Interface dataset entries
=== Section Start ===
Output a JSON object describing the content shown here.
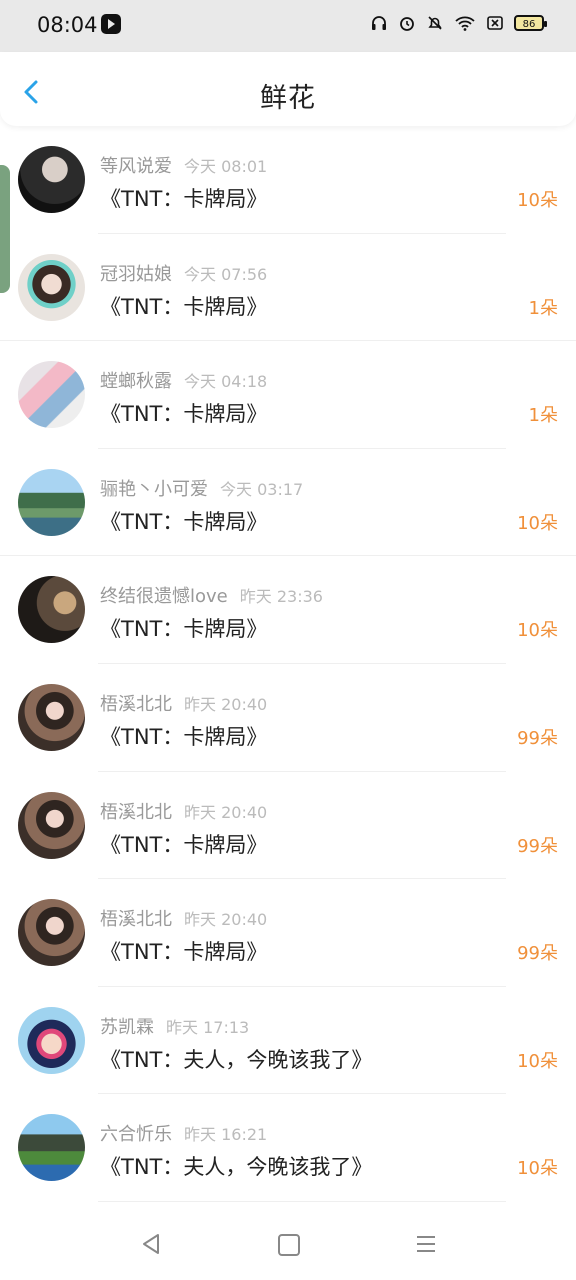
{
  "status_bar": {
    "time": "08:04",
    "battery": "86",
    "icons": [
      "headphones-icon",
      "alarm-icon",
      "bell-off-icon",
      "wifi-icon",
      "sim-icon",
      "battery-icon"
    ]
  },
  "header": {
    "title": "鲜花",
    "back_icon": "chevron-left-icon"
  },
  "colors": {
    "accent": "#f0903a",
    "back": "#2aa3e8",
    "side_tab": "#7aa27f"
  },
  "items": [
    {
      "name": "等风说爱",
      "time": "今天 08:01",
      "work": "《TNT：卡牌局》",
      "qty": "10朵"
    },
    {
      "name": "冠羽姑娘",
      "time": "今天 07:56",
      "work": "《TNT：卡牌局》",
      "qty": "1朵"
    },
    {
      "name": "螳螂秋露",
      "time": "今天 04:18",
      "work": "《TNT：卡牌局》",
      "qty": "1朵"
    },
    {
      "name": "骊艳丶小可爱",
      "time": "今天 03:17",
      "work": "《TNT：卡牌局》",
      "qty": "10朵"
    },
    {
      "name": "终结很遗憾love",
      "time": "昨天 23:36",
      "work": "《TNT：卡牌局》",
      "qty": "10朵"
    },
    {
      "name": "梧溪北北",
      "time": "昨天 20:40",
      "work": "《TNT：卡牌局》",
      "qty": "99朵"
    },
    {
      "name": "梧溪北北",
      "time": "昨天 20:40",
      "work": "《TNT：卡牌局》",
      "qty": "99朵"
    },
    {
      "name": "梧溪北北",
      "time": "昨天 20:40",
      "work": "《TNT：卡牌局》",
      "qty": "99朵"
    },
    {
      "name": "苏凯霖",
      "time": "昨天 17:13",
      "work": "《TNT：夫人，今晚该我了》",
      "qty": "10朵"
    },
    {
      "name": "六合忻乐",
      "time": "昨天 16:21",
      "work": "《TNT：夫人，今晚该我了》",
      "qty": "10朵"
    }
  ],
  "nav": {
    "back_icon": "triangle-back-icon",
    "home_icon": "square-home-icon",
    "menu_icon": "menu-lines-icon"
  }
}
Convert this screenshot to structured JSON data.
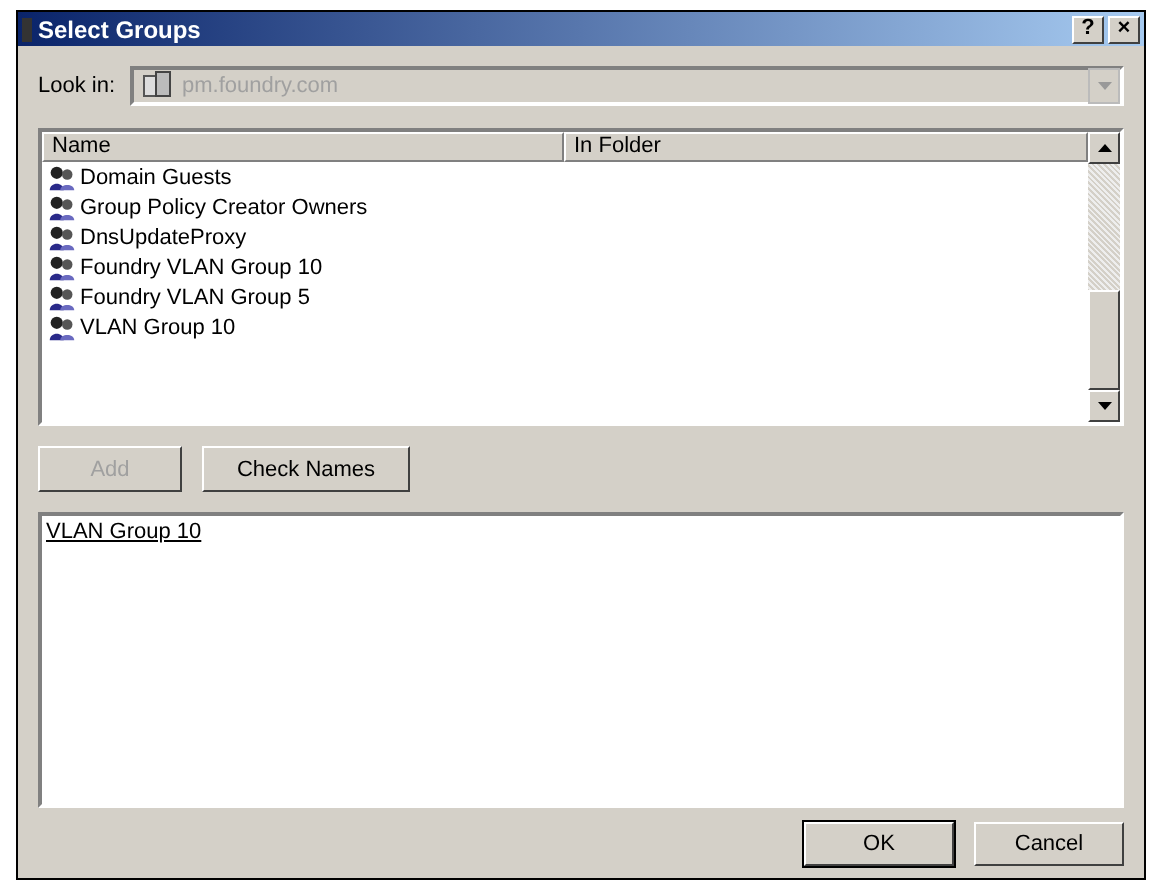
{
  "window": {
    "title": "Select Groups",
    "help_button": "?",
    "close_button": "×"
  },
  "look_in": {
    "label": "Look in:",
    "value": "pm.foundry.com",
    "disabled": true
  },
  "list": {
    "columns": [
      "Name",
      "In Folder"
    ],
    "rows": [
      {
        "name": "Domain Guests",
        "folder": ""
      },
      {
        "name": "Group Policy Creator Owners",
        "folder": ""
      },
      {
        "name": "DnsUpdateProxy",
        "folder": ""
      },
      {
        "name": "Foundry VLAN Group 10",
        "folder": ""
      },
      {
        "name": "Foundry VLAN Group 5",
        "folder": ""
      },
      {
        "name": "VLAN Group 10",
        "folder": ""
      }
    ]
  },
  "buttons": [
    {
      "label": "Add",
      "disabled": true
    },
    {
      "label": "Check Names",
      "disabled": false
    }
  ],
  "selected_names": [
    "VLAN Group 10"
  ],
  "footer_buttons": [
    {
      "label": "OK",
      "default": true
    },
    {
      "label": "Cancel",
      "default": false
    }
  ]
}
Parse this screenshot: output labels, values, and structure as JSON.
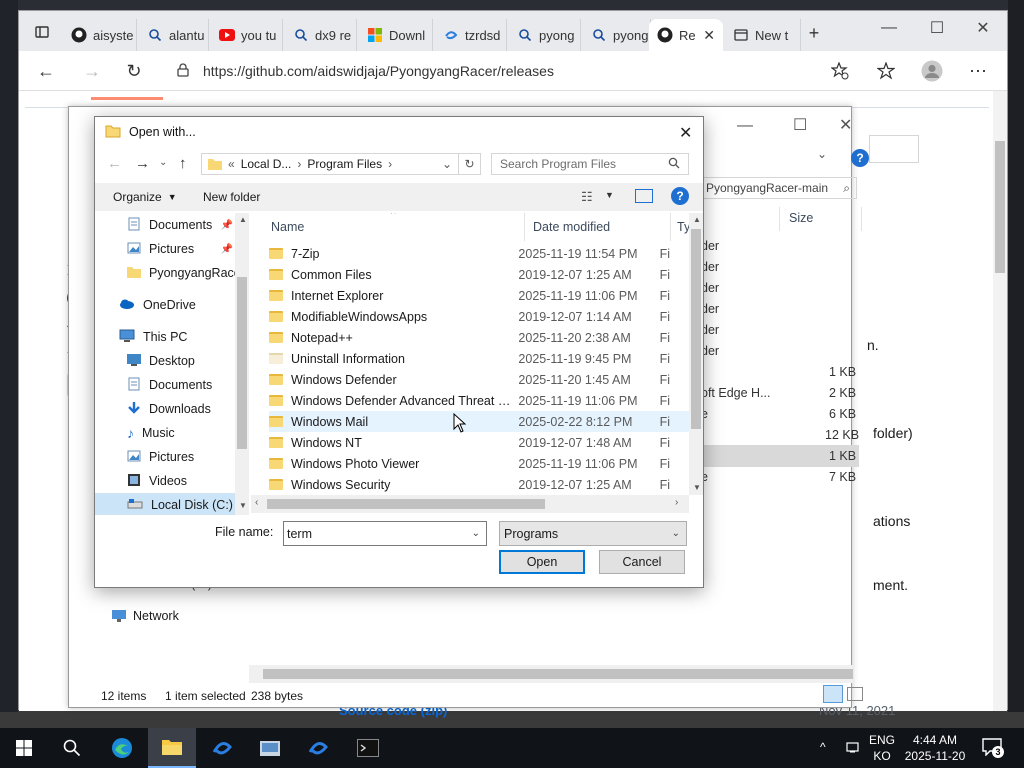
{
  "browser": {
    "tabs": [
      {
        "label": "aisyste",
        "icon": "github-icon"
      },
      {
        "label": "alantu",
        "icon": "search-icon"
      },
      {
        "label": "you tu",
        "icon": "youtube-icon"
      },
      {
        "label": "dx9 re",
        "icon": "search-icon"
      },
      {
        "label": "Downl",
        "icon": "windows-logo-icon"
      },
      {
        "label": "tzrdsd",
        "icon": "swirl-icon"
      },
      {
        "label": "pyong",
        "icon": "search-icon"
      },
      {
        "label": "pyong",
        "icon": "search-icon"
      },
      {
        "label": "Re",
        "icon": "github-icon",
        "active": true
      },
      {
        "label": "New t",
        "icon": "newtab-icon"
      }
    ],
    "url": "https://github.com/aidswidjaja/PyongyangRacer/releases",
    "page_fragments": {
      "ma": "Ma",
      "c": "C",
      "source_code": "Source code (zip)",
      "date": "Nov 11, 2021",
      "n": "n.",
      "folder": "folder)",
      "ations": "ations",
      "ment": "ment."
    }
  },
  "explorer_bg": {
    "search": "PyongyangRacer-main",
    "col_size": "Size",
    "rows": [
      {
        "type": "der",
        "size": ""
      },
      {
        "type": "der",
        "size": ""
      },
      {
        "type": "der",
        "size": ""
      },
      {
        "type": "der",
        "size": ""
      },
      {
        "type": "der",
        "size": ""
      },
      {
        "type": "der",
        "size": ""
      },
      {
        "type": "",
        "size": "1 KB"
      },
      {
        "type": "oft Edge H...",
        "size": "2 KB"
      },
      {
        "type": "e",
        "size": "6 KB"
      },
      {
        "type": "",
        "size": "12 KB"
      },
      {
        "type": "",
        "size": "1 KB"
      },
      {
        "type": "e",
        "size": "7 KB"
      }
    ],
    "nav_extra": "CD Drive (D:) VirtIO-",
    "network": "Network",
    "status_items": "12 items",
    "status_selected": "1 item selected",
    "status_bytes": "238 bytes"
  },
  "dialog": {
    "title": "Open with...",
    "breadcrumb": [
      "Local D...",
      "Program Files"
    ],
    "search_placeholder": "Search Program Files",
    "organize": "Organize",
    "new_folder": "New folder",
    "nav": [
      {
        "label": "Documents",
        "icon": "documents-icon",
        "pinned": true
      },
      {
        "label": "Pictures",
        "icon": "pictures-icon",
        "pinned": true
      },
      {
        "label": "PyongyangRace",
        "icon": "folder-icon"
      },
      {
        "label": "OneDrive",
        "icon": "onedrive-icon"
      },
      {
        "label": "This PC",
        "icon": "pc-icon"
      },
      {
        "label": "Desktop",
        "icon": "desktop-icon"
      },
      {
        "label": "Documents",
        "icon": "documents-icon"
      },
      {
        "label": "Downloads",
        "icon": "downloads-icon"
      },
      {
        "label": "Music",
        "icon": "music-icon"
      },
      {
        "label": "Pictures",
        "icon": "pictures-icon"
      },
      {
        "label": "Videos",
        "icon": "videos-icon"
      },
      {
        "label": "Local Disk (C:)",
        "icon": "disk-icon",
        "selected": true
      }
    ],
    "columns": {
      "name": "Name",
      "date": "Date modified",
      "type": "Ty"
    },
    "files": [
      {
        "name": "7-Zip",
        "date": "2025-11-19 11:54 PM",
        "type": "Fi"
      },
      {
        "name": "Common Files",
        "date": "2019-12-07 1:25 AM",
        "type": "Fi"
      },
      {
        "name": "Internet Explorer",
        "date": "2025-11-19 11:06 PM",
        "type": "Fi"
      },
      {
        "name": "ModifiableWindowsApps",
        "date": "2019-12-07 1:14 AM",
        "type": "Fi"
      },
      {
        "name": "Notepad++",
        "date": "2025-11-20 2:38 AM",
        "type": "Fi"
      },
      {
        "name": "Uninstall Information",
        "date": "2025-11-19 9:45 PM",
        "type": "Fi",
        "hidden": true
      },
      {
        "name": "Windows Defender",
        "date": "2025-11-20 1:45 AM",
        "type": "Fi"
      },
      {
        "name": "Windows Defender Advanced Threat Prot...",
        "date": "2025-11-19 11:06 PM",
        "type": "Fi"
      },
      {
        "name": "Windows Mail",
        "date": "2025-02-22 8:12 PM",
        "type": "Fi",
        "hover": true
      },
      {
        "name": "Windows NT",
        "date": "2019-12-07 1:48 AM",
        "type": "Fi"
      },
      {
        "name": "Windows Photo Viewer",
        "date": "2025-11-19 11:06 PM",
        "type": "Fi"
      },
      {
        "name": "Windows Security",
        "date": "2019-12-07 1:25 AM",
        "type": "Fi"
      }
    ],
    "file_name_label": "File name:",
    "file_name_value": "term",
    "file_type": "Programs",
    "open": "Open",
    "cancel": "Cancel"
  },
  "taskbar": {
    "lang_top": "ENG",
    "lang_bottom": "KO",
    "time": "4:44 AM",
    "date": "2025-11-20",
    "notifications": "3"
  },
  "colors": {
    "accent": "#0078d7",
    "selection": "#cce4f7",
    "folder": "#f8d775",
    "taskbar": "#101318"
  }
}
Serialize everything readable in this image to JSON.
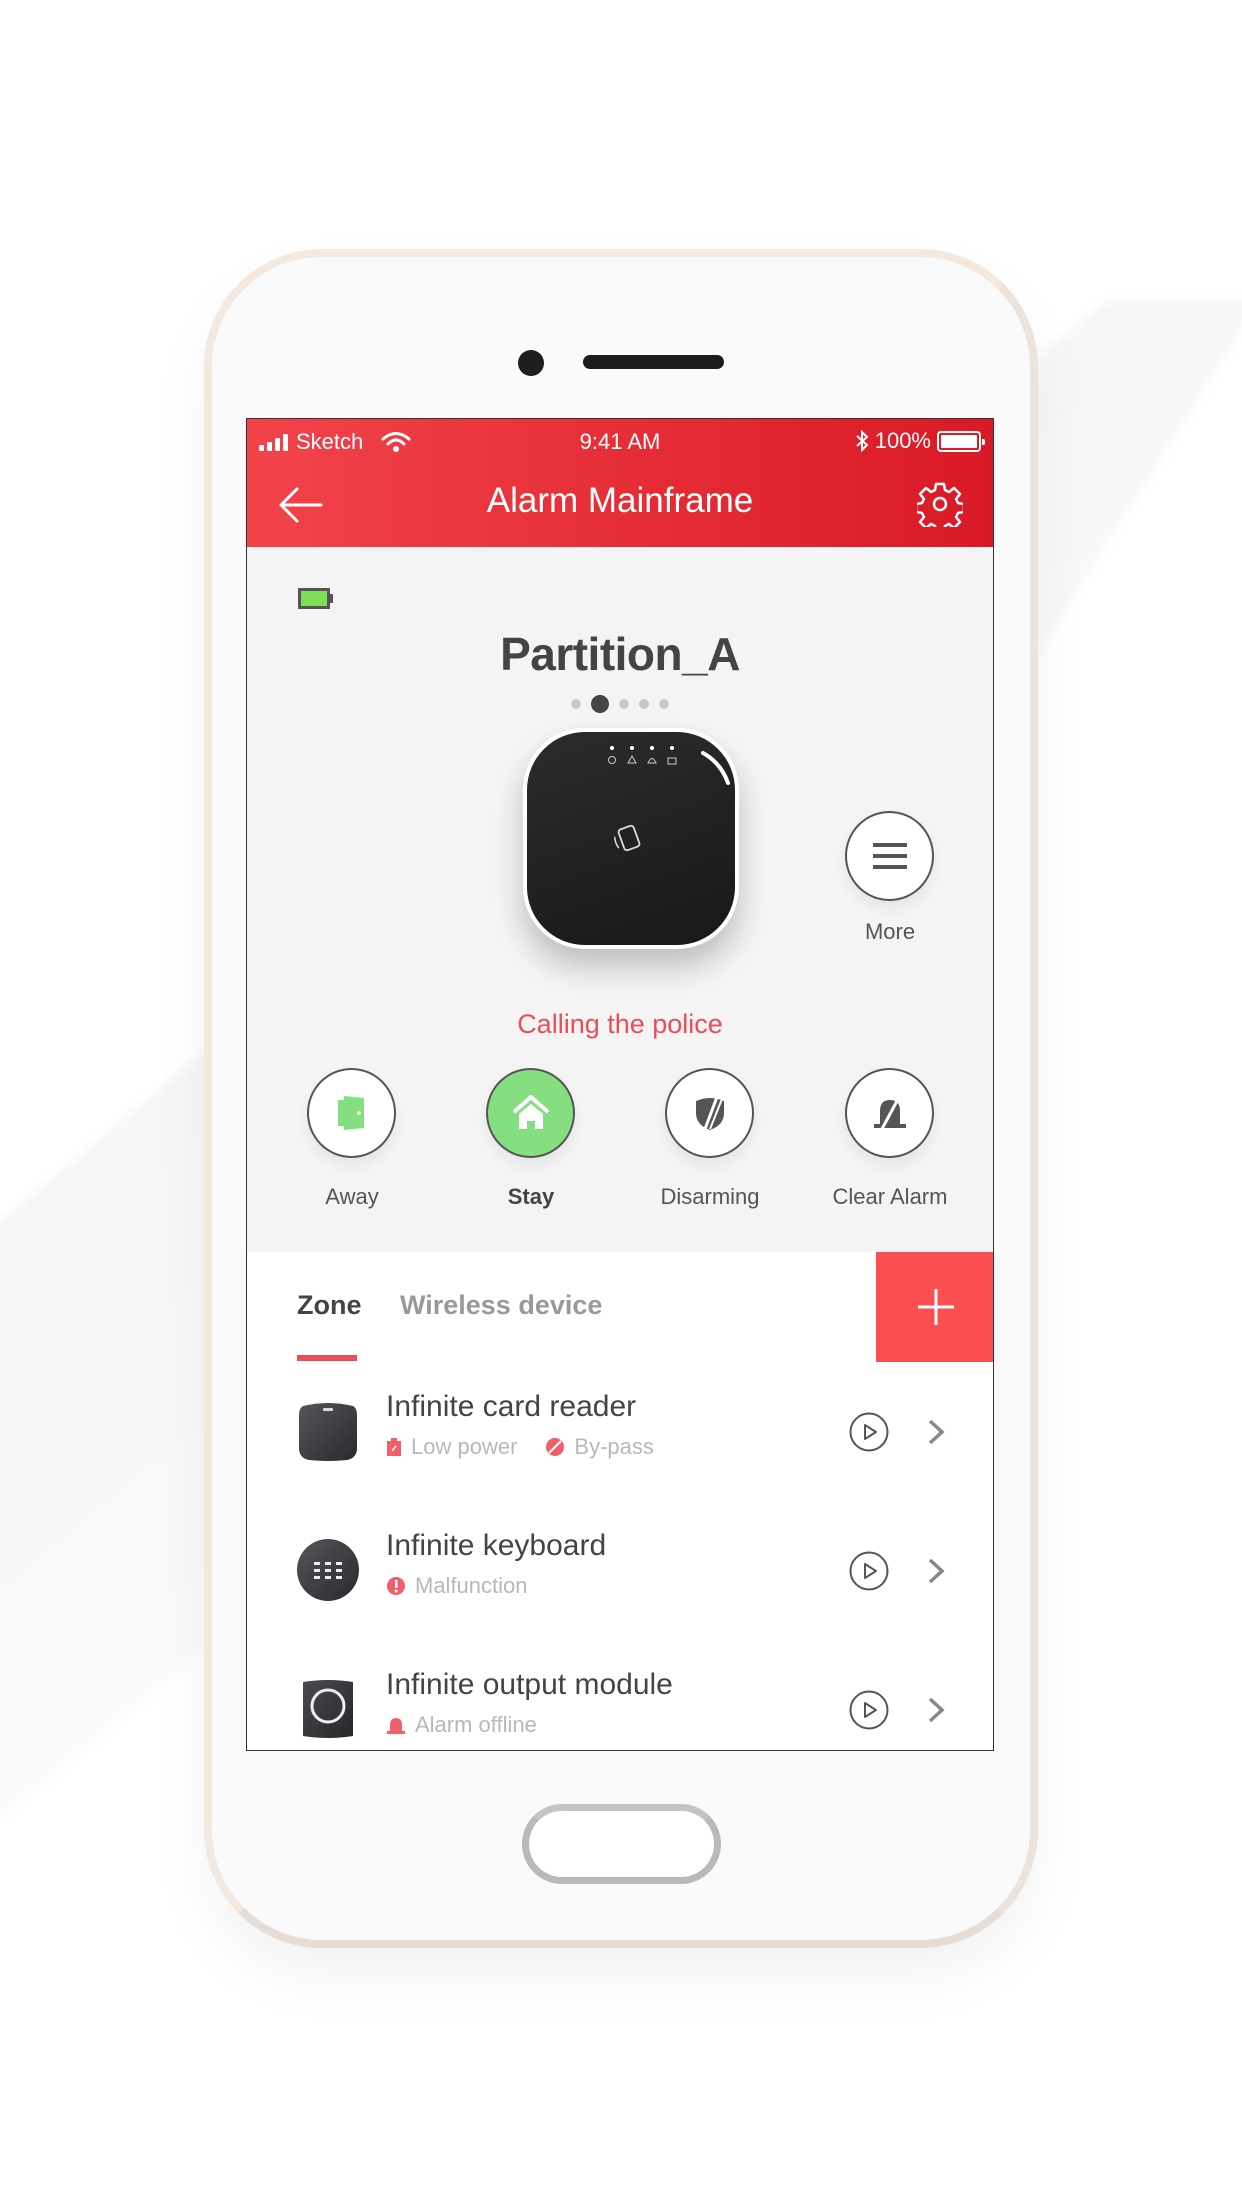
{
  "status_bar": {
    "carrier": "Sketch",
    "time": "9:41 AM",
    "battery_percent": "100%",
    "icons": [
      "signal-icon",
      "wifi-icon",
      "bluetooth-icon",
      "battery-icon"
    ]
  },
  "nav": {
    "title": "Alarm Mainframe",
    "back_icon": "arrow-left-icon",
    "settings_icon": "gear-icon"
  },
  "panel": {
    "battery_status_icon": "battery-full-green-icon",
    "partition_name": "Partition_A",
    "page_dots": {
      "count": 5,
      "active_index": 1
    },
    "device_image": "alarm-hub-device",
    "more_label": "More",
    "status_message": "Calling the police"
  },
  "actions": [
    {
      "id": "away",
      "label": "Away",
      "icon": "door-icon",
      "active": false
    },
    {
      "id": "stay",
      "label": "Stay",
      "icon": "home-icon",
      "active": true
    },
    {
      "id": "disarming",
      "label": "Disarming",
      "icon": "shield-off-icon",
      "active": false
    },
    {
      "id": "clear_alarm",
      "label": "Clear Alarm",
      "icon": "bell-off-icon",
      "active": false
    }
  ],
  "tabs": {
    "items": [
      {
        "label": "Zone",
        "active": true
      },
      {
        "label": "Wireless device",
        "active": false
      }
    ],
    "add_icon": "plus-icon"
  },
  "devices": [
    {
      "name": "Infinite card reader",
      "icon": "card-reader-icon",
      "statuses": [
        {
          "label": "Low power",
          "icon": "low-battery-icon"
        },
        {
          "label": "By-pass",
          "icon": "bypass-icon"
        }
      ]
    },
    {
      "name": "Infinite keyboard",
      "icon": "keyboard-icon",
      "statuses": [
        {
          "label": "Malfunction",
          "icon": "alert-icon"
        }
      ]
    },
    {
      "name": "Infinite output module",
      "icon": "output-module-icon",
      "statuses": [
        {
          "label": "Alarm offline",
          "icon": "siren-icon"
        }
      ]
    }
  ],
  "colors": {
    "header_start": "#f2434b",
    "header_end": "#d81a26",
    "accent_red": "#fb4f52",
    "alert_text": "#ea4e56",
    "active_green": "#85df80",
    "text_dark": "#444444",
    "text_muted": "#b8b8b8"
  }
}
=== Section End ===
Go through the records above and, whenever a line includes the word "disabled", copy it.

OUTPUT FOR THIS TASK
    "disabled": true
      "disabled": true
      "disabled": false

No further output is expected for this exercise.